Content starts

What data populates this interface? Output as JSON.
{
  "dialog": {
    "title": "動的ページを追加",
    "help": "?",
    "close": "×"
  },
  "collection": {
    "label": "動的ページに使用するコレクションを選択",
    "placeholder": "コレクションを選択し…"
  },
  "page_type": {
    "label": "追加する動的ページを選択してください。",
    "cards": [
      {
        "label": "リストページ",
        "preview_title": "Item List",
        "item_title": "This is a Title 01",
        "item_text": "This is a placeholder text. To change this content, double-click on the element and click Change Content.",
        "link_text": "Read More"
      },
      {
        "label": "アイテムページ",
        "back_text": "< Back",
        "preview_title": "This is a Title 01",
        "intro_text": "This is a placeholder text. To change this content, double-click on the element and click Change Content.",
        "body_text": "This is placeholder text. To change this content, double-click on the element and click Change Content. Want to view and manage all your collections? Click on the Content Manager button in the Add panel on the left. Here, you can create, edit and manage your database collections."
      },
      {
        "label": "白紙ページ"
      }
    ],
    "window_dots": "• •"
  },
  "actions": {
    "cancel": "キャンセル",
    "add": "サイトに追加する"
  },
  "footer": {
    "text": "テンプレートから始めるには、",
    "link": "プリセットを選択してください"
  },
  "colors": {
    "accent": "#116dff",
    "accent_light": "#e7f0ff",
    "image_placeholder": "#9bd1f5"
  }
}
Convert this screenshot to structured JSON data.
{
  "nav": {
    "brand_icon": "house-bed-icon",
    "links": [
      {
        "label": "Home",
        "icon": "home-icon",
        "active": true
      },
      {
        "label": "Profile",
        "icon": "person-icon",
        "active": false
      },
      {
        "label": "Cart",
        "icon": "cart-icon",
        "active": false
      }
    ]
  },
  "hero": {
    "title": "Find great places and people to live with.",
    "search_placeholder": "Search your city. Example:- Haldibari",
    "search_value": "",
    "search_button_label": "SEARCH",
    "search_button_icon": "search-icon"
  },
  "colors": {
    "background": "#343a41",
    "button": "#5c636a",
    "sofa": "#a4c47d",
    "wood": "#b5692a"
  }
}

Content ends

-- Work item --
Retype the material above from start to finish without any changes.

-- Task solution --
What data populates this interface? Output as JSON.
{
  "dialog": {
    "title": "動的ページを追加",
    "help": "?",
    "close": "×"
  },
  "collection": {
    "label": "動的ページに使用するコレクションを選択",
    "placeholder": "コレクションを選択し…"
  },
  "page_type": {
    "label": "追加する動的ページを選択してください。",
    "cards": [
      {
        "label": "リストページ",
        "preview_title": "Item List",
        "item_title": "This is a Title 01",
        "item_text": "This is a placeholder text. To change this content, double-click on the element and click Change Content.",
        "link_text": "Read More"
      },
      {
        "label": "アイテムページ",
        "back_text": "< Back",
        "preview_title": "This is a Title 01",
        "intro_text": "This is a placeholder text. To change this content, double-click on the element and click Change Content.",
        "body_text": "This is placeholder text. To change this content, double-click on the element and click Change Content. Want to view and manage all your collections? Click on the Content Manager button in the Add panel on the left. Here, you can create, edit and manage your database collections."
      },
      {
        "label": "白紙ページ"
      }
    ],
    "window_dots": "• •"
  },
  "actions": {
    "cancel": "キャンセル",
    "add": "サイトに追加する"
  },
  "footer": {
    "text": "テンプレートから始めるには、",
    "link": "プリセットを選択してください"
  },
  "colors": {
    "accent": "#116dff",
    "accent_light": "#e7f0ff",
    "image_placeholder": "#9bd1f5"
  }
}
Convert this screenshot to structured JSON data.
{
  "nav": {
    "brand_icon": "house-bed-icon",
    "links": [
      {
        "label": "Home",
        "icon": "home-icon",
        "active": true
      },
      {
        "label": "Profile",
        "icon": "person-icon",
        "active": false
      },
      {
        "label": "Cart",
        "icon": "cart-icon",
        "active": false
      }
    ]
  },
  "hero": {
    "title": "Find great places and people to live with.",
    "search_placeholder": "Search your city. Example:- Haldibari",
    "search_value": "",
    "search_button_label": "SEARCH",
    "search_button_icon": "search-icon"
  },
  "colors": {
    "background": "#343a41",
    "button": "#5c636a",
    "sofa": "#a4c47d",
    "wood": "#b5692a"
  }
}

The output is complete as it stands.